### THE INPUT
=== Section Start ===

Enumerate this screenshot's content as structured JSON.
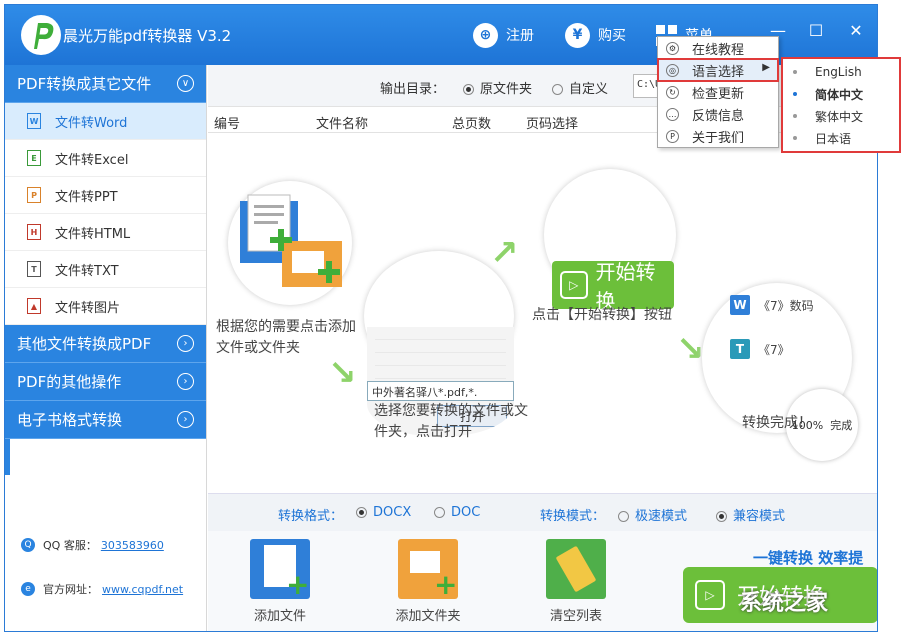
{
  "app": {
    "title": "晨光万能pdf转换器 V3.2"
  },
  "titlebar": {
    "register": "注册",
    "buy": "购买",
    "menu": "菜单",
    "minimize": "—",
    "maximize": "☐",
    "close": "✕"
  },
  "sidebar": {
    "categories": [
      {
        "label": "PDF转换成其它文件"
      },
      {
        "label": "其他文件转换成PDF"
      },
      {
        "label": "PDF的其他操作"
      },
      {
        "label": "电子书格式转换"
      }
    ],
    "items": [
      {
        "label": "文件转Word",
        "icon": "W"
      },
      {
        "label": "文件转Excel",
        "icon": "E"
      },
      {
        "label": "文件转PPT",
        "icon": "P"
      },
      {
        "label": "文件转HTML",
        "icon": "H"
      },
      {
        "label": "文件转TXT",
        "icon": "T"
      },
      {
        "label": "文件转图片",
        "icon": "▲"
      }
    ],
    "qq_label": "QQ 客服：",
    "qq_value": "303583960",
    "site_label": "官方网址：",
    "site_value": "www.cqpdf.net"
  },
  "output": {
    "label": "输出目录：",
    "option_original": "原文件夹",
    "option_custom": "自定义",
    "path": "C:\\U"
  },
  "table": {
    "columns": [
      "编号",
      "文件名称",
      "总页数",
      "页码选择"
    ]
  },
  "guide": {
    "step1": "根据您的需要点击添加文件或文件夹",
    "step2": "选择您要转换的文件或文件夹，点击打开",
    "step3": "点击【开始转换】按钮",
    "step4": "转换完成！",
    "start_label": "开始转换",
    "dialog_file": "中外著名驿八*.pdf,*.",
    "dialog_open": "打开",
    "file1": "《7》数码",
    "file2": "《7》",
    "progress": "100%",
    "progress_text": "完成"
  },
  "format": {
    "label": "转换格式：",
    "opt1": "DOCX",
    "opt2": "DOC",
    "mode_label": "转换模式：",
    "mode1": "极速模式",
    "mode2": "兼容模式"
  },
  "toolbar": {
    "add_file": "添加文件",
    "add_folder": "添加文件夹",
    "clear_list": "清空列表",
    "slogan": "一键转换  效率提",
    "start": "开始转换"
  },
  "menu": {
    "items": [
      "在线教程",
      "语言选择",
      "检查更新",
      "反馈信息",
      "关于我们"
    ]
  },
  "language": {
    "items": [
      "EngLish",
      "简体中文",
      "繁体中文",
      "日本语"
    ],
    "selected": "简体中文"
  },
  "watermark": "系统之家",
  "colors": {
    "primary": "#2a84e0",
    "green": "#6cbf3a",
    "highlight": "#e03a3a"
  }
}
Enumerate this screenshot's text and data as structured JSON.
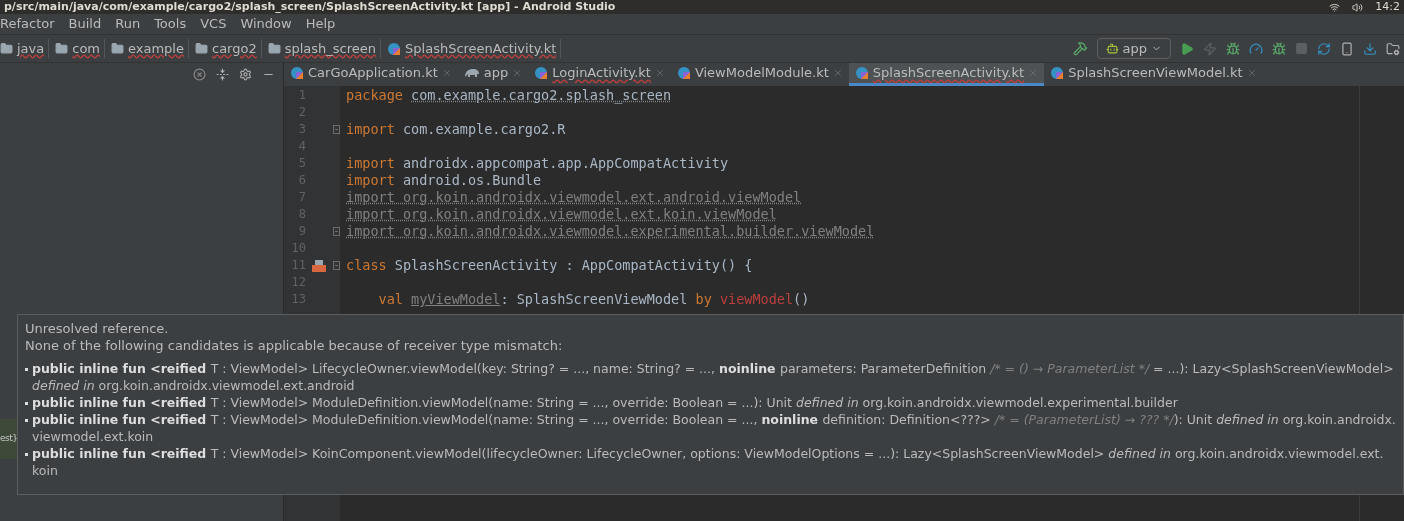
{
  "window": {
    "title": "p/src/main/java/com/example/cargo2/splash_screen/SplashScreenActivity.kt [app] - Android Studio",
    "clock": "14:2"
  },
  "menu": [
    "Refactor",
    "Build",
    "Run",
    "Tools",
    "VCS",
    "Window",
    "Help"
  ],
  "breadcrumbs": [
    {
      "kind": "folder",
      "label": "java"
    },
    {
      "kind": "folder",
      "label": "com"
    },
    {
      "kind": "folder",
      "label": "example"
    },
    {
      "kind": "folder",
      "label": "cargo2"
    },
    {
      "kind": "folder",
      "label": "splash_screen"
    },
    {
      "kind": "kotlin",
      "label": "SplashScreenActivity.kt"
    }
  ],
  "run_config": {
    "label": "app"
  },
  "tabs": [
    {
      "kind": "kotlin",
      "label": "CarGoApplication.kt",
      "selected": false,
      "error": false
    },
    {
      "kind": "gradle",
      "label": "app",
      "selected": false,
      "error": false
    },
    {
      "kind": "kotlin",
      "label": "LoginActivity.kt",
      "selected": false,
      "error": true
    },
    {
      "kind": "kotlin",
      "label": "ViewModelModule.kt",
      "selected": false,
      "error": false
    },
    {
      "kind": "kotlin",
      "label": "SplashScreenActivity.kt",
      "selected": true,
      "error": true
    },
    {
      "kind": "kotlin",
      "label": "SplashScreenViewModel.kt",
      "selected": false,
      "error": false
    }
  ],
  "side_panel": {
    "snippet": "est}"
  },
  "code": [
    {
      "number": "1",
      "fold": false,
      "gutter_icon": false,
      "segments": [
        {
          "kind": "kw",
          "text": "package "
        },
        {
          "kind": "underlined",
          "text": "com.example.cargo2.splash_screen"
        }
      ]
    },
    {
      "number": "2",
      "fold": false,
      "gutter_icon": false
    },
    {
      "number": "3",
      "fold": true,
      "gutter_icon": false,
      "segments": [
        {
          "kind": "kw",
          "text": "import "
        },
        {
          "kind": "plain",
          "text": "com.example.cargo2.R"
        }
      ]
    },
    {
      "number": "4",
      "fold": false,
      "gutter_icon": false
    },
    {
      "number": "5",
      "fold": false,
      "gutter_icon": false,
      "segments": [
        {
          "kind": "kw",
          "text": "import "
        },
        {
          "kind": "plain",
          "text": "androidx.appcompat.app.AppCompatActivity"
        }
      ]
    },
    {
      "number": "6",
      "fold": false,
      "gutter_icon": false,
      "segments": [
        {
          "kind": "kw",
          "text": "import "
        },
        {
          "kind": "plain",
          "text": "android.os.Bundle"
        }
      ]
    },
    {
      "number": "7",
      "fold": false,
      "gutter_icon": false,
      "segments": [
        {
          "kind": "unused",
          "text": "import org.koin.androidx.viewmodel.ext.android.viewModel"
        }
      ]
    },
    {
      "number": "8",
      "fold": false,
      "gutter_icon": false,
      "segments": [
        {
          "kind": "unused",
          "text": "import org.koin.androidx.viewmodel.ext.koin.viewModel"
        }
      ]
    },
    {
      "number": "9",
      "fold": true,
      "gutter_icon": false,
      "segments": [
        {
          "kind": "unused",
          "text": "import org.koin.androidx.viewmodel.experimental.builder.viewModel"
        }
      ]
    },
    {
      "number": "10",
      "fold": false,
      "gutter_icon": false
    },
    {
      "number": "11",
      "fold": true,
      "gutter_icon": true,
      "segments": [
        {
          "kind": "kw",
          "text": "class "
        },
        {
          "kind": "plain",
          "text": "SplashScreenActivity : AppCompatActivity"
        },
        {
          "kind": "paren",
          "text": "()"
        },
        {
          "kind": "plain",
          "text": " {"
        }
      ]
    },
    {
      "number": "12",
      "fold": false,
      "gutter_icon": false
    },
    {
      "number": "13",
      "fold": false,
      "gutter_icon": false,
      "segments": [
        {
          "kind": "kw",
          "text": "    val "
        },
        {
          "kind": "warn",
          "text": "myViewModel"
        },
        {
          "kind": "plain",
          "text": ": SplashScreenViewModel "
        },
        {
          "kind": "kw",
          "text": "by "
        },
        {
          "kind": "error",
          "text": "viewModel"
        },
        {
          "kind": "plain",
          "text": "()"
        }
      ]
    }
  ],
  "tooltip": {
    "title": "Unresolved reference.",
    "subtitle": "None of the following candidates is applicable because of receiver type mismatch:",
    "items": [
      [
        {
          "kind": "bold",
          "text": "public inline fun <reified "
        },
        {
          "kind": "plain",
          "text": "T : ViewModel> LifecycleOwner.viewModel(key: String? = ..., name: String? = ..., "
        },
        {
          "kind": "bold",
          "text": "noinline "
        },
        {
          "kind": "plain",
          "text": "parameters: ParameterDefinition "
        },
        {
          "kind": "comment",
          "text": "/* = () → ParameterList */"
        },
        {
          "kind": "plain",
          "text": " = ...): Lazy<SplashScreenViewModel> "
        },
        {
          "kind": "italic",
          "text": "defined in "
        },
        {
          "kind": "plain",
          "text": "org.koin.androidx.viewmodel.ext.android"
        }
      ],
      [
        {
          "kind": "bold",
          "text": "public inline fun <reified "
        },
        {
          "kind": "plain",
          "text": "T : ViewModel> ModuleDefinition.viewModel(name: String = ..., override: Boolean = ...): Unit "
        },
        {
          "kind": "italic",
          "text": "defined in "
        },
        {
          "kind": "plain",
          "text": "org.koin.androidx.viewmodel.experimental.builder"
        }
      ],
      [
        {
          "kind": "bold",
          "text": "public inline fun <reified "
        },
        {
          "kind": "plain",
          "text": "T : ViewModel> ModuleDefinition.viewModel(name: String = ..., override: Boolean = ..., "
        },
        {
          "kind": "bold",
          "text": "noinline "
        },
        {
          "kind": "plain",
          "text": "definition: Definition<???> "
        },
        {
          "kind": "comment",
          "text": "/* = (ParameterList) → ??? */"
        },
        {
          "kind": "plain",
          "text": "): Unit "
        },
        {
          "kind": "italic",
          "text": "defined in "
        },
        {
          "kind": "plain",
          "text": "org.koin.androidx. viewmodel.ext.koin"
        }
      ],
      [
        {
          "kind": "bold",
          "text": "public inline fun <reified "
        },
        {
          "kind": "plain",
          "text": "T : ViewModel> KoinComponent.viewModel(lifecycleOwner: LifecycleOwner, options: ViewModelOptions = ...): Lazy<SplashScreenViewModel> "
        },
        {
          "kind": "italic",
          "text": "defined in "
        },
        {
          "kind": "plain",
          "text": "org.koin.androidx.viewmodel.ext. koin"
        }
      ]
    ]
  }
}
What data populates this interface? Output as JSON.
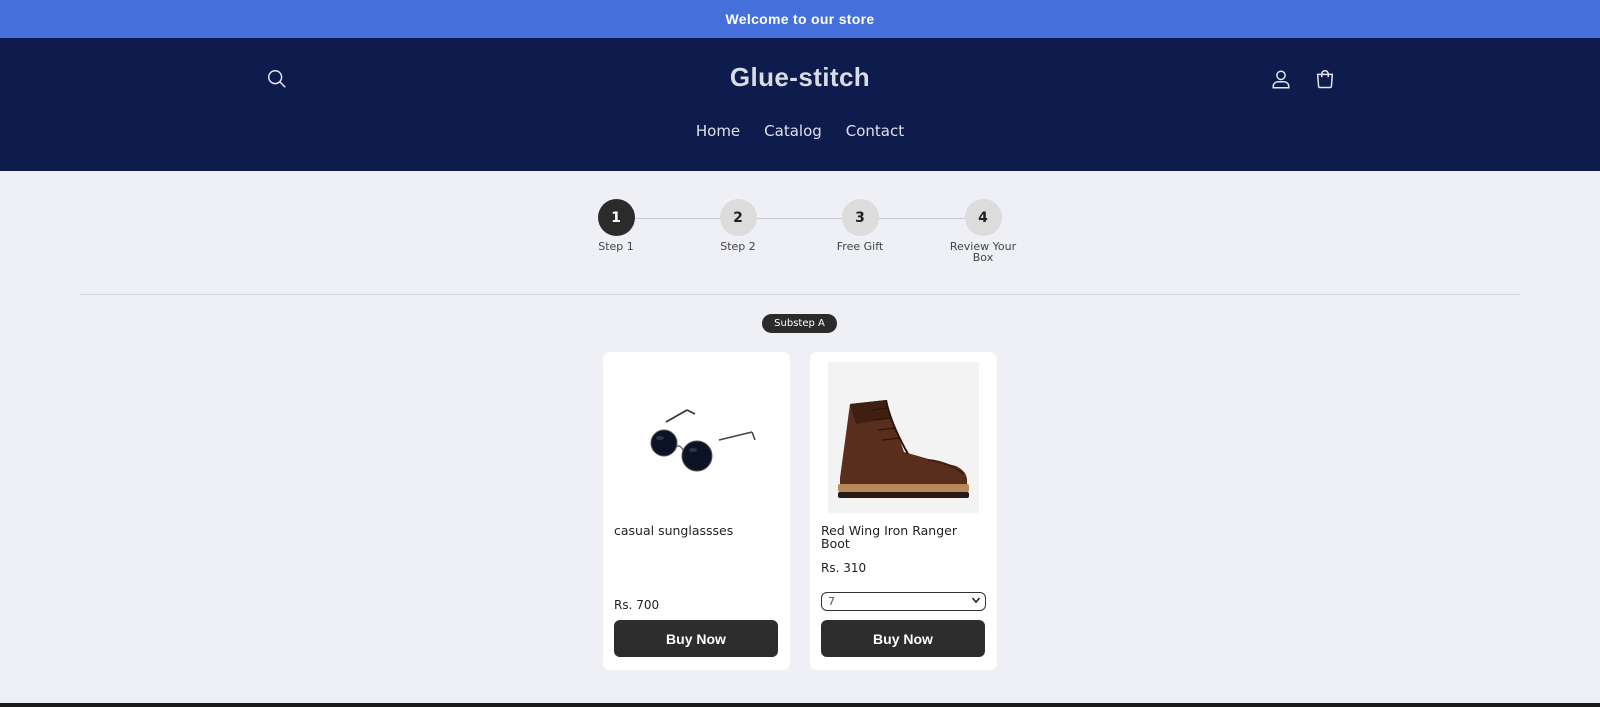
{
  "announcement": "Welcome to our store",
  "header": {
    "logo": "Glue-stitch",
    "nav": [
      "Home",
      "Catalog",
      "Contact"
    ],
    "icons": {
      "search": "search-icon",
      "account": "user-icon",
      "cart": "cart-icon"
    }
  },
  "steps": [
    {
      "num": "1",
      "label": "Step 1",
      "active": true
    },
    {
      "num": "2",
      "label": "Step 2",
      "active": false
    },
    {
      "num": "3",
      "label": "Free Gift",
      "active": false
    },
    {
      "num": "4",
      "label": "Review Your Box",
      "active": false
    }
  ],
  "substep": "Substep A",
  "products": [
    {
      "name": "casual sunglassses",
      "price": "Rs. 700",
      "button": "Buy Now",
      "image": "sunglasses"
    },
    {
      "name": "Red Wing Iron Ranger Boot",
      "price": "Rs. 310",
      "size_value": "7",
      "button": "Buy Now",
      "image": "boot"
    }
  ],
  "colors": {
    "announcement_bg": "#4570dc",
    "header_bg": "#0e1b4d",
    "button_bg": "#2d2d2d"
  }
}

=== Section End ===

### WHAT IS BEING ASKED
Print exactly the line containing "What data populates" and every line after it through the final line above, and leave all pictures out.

### SOLUTION TO THIS EXERCISE
What data populates this interface? Output as JSON.
{
  "announcement": "Welcome to our store",
  "header": {
    "logo": "Glue-stitch",
    "nav": [
      "Home",
      "Catalog",
      "Contact"
    ],
    "icons": {
      "search": "search-icon",
      "account": "user-icon",
      "cart": "cart-icon"
    }
  },
  "steps": [
    {
      "num": "1",
      "label": "Step 1",
      "active": true
    },
    {
      "num": "2",
      "label": "Step 2",
      "active": false
    },
    {
      "num": "3",
      "label": "Free Gift",
      "active": false
    },
    {
      "num": "4",
      "label": "Review Your Box",
      "active": false
    }
  ],
  "substep": "Substep A",
  "products": [
    {
      "name": "casual sunglassses",
      "price": "Rs. 700",
      "button": "Buy Now",
      "image": "sunglasses"
    },
    {
      "name": "Red Wing Iron Ranger Boot",
      "price": "Rs. 310",
      "size_value": "7",
      "button": "Buy Now",
      "image": "boot"
    }
  ],
  "colors": {
    "announcement_bg": "#4570dc",
    "header_bg": "#0e1b4d",
    "button_bg": "#2d2d2d"
  }
}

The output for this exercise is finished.